Vincent de Paul became acutely aware of the suffering and poverty he encountered in his homeland, and he felt a calling to dedicate his life to serving those in need. He began to focus on his priestly duties with renewed dedication, seeking to bring spiritual comfort and material assistance to the poor and marginalized.

This pivotal experience served as the catalyst for Vincent de Paul's transformation from a career-focused cleric to a dedicated servant of the poor. It ultimately led him to found the Congregation of the Mission (Vincentians) and the Daughters of Charity, religious communities devoted to charitable work and social service. His life's work and legacy continue to inspire individuals and organizations involved in humanitarian and charitable efforts to this day.

In 1625, Vincent de Paul founded the Congregation of the Mission, also known as the Vincentians or the Lazarists, with the mission of providing spiritual guidance and material assistance to the poor. This religious congregation played a significant role in the renewal of the French Church during the 17th century.

In collaboration with Louise de Marillac, Vincent de Paul also founded the Daughters of Charity, a religious community of women dedicated to serving the poor and sick. This congregation continues to provide healthcare and social services worldwide.

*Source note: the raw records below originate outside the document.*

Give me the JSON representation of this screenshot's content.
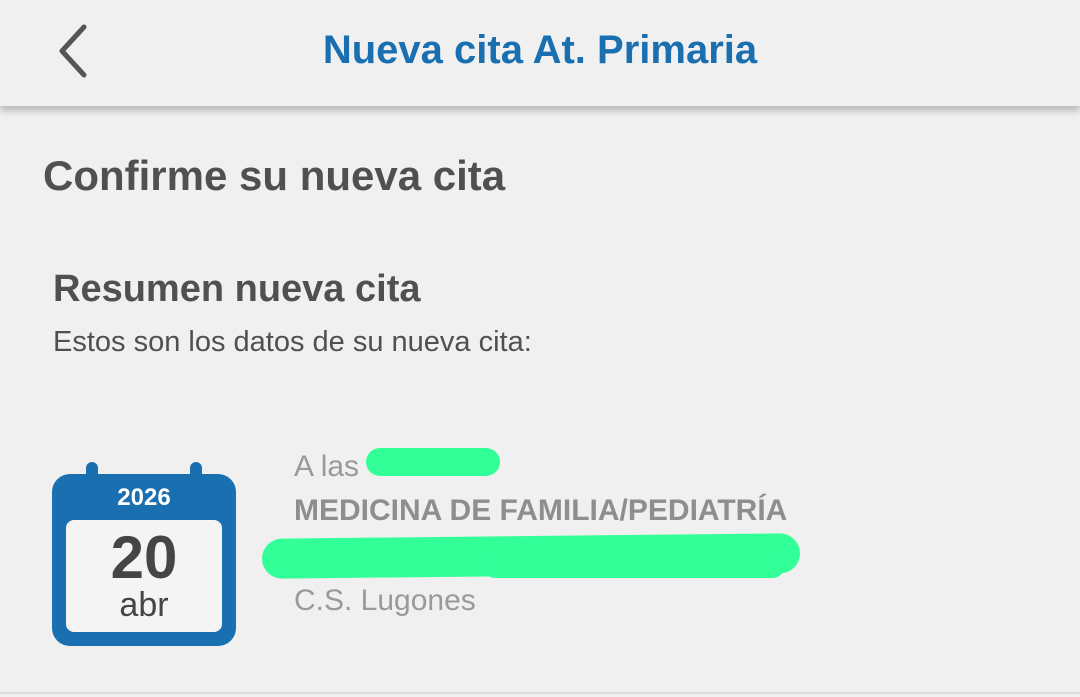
{
  "header": {
    "title": "Nueva cita At. Primaria",
    "back_icon": "chevron-left-icon"
  },
  "page": {
    "title": "Confirme su nueva cita"
  },
  "summary": {
    "title": "Resumen nueva cita",
    "subtitle": "Estos son los datos de su nueva cita:"
  },
  "appointment": {
    "year": "2026",
    "day": "20",
    "month": "abr",
    "time_label": "A las",
    "service": "MEDICINA DE FAMILIA/PEDIATRÍA",
    "center": "C.S. Lugones"
  },
  "colors": {
    "accent": "#1a6fb0",
    "background": "#f0f0f0",
    "redaction": "#33ff99"
  }
}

St. Vincent de Paul and his followers worked tirelessly to assist the poor, sick, and marginalized. They established hospitals, orphanages, and other charitable institutions and actively engaged in ministering to prisoners and those in need.

St. Vincent de Paul also emphasized the importance of addressing the root causes of poverty and social injustice. He encouraged both direct assistance to those in need and systemic change to alleviate poverty.

Vincent de Paul was canonized as a saint by the Catholic Church in 1737. He is often depicted wearing priestly vestments and holding a child or a beggar, symbolizing his commitment to serving the less fortunate.

St. Vincent de Paul's legacy continues to inspire charitable organizations and individuals worldwide. The Society of St. Vincent de Paul, a lay Catholic organization founded in the 19th century, is one of the most prominent groups that continues his work by providing assistance to those in need.

St. Vincent de Paul is remembered for his compassion, dedication to the poor, and the lasting impact of the religious communities he founded, which continue their charitable work to this day.